After that we began developing ideas, drawing on Chelsea’s writing, and the discussions we’d had in our letters about reductionism and biometric portraiture. Our ideas addressed ancestry and the social construction of race, what else can be done with this kind of technology, and how to use it proactively. This led to the idea of showing even more variations of her portrait, to demonstrate just how subjective the interpretation of DNA data is, and how diverse she could look based on the same information.
The first portraits were a pair called Radical Love. After this, you made Probably Chelsea: 30 portraits of Chelsea, which are all aesthetically different, exhibited in ‘Becoming Resemblance’ at the Fridman Gallery, New York. Looking at them initially you wouldn’t necessarily say they’re reconstructions of the same subject. They show how identity isn’t necessarily fixed to a single outer appearance or prescribed gender.
The portraits are about exploding outmoded ideas of biologically inscribed identity, refuting stereotyped representations of phenotypical characteristics, and using a scientific and data-driven process to show how many different readings there are of the same data.
How were the portraits received?
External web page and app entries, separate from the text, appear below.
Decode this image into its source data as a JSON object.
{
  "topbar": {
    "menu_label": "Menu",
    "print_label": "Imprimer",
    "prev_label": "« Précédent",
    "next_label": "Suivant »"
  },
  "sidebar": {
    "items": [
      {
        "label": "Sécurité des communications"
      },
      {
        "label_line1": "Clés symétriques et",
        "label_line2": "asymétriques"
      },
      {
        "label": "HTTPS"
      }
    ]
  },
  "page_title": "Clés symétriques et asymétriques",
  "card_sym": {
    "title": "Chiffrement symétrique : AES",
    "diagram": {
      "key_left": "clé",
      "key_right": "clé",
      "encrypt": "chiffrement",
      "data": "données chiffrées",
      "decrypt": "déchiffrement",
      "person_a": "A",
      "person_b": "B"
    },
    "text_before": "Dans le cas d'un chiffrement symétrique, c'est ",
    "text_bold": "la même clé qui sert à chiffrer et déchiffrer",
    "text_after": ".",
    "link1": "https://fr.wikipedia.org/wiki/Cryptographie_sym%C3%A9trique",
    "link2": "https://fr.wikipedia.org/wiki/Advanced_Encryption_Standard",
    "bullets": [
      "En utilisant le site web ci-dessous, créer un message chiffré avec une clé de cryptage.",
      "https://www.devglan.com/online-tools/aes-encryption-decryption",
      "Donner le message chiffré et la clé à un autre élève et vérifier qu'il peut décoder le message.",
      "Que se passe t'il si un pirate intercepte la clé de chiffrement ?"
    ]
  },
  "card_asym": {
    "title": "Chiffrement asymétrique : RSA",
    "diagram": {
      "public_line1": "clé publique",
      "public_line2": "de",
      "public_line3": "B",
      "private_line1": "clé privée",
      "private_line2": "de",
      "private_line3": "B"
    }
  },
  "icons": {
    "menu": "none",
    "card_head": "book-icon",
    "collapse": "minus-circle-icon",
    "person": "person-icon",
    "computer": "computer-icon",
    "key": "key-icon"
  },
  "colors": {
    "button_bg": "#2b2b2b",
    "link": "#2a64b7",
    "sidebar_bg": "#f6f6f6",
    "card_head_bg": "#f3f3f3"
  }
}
Do you think you raised the questions that you wanted it to, about gender and the prison-industrial complex?
Radical Love premiered at the World Economic Forum in January of 2016, if I remember correctly. That, especially from an activist angle, was a practical place to begin. The later work, Probably Chelsea, in a way is a kind of celebration. It’s a celebration of Chelsea’s release. It’s a celebration of the genetic commonality that we all share. In a sense it’s much lighter and more playful and fun. It’s more of an art installation, and also an opportunity for Chelsea to enter into being an artist, and being seen as an artist. In answer to the question, the reception has been positive.
The new piece with the 30 portraits is just beginning to travel, so let’s see what kind of impact it has. It’s a little too early to say since we’ve only shown it once for the opening in New York. Now it’ll go to Berlin, and Frankfurt, and all over the place after that. So let’s see what kind of impact that has.
It seems crucial to consider how Radical Love aids Chelsea’s visibility and representation now that she has more control over it. There was a fantastic release of images of her in Vogue in August 2017, for example, where she is wearing a black sweater and standing against a wall. Your early portraits act as an archive of what wasn’t possible, and I wonder how their purpose has changed.
Radical Love, the two portraits, served as a kind of document of their time. The 30-portrait piece, Probably Chelsea, was always something different. It was meant to be shown after she was released, and was expected to be an exploration of different kinds of ideas around identity and challenging identity inscription. It was always intended for her to see upon being free.
Excerpt taken from Ethical Portraits: In Search of Representational Justice, published by Zer0 books